** Opening Data section block **

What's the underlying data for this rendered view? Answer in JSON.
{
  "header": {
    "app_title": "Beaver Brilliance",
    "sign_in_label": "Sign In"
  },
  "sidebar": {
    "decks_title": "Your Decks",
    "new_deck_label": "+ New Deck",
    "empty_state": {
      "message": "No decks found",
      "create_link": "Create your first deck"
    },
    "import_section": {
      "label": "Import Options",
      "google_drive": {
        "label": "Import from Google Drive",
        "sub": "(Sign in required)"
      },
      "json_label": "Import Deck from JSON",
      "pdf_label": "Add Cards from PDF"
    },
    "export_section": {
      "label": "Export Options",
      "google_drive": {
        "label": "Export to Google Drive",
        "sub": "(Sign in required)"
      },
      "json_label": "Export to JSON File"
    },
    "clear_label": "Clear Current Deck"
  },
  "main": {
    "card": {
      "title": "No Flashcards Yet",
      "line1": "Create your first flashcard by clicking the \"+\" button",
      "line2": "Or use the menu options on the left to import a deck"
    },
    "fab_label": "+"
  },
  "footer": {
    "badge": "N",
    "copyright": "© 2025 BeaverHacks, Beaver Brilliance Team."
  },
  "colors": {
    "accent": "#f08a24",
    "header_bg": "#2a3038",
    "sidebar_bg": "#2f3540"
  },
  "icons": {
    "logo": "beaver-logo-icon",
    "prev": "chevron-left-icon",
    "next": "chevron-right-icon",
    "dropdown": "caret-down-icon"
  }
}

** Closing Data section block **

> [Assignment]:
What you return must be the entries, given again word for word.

> [Solution to the exercise]:
What's the underlying data for this rendered view? Answer in JSON.
{
  "header": {
    "app_title": "Beaver Brilliance",
    "sign_in_label": "Sign In"
  },
  "sidebar": {
    "decks_title": "Your Decks",
    "new_deck_label": "+ New Deck",
    "empty_state": {
      "message": "No decks found",
      "create_link": "Create your first deck"
    },
    "import_section": {
      "label": "Import Options",
      "google_drive": {
        "label": "Import from Google Drive",
        "sub": "(Sign in required)"
      },
      "json_label": "Import Deck from JSON",
      "pdf_label": "Add Cards from PDF"
    },
    "export_section": {
      "label": "Export Options",
      "google_drive": {
        "label": "Export to Google Drive",
        "sub": "(Sign in required)"
      },
      "json_label": "Export to JSON File"
    },
    "clear_label": "Clear Current Deck"
  },
  "main": {
    "card": {
      "title": "No Flashcards Yet",
      "line1": "Create your first flashcard by clicking the \"+\" button",
      "line2": "Or use the menu options on the left to import a deck"
    },
    "fab_label": "+"
  },
  "footer": {
    "badge": "N",
    "copyright": "© 2025 BeaverHacks, Beaver Brilliance Team."
  },
  "colors": {
    "accent": "#f08a24",
    "header_bg": "#2a3038",
    "sidebar_bg": "#2f3540"
  },
  "icons": {
    "logo": "beaver-logo-icon",
    "prev": "chevron-left-icon",
    "next": "chevron-right-icon",
    "dropdown": "caret-down-icon"
  }
}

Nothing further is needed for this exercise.